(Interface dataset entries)
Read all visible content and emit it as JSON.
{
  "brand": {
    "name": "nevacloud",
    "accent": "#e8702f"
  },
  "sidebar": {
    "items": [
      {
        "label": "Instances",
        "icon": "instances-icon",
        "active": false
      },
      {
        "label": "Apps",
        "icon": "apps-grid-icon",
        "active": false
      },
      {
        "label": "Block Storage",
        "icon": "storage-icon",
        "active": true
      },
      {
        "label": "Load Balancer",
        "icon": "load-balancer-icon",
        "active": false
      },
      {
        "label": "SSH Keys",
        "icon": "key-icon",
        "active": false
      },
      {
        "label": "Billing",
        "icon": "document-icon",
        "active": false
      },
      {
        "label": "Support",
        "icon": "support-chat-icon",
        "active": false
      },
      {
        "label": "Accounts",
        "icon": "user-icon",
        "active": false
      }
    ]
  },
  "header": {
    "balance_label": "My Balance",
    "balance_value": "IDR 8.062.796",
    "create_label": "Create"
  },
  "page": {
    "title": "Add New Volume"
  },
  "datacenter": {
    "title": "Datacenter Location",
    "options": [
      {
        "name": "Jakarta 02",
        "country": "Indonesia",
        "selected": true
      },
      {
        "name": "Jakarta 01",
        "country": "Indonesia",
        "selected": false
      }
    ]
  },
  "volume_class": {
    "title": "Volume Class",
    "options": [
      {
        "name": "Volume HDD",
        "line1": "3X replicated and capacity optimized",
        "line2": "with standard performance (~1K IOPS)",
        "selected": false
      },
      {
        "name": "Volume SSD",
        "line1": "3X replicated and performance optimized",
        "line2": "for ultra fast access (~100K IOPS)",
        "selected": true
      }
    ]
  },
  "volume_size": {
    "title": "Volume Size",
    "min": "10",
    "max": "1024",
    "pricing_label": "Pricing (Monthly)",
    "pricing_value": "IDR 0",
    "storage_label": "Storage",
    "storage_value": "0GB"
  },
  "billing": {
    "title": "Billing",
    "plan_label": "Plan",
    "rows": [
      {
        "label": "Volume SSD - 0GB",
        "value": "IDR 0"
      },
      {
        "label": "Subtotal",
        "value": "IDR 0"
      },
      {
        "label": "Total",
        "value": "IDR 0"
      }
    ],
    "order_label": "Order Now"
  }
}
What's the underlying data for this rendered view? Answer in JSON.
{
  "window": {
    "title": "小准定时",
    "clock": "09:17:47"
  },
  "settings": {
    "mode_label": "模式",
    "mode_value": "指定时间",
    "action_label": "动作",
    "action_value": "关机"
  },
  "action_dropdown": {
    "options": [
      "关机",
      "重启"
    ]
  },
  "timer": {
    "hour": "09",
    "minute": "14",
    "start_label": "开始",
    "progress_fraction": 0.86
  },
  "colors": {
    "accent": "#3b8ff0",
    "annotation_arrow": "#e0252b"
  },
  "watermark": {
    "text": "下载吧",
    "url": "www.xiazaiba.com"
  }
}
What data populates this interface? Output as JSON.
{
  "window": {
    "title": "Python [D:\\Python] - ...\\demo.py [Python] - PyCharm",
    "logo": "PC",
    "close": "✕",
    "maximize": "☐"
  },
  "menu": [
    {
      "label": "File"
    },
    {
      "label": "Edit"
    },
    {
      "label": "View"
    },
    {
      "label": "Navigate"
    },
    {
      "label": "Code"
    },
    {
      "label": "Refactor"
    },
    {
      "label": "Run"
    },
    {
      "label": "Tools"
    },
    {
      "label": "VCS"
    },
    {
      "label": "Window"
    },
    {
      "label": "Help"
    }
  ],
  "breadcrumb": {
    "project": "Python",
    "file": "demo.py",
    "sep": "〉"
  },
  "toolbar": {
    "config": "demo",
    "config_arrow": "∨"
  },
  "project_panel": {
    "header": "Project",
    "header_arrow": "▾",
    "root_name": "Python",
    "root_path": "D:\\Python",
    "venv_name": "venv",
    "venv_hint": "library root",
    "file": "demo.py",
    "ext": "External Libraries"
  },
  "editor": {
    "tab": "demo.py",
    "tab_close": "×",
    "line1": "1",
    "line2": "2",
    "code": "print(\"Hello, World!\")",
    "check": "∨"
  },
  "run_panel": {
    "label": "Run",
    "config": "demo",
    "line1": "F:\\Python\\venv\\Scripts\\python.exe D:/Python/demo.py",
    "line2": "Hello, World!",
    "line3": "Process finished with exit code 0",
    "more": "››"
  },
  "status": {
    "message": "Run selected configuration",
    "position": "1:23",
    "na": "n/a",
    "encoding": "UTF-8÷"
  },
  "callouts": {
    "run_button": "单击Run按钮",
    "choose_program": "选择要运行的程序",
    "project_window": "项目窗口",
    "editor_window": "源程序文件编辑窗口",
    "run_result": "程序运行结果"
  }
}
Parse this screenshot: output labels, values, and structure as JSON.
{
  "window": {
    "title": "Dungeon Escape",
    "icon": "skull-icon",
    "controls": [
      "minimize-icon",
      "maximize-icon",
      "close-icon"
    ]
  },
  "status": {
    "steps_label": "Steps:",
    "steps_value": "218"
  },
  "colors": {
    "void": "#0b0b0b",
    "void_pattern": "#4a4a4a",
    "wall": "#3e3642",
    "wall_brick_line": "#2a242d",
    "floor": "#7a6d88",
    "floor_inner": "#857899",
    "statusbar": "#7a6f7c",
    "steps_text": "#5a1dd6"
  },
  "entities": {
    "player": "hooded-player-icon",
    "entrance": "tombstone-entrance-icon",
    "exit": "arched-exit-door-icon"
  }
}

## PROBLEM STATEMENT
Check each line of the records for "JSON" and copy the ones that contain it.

## SOLUTION
Read all visible content and emit it as JSON.
What's the underlying data for this rendered view? Answer in JSON.
What data populates this interface? Output as JSON.
Parse this screenshot: output labels, values, and structure as JSON.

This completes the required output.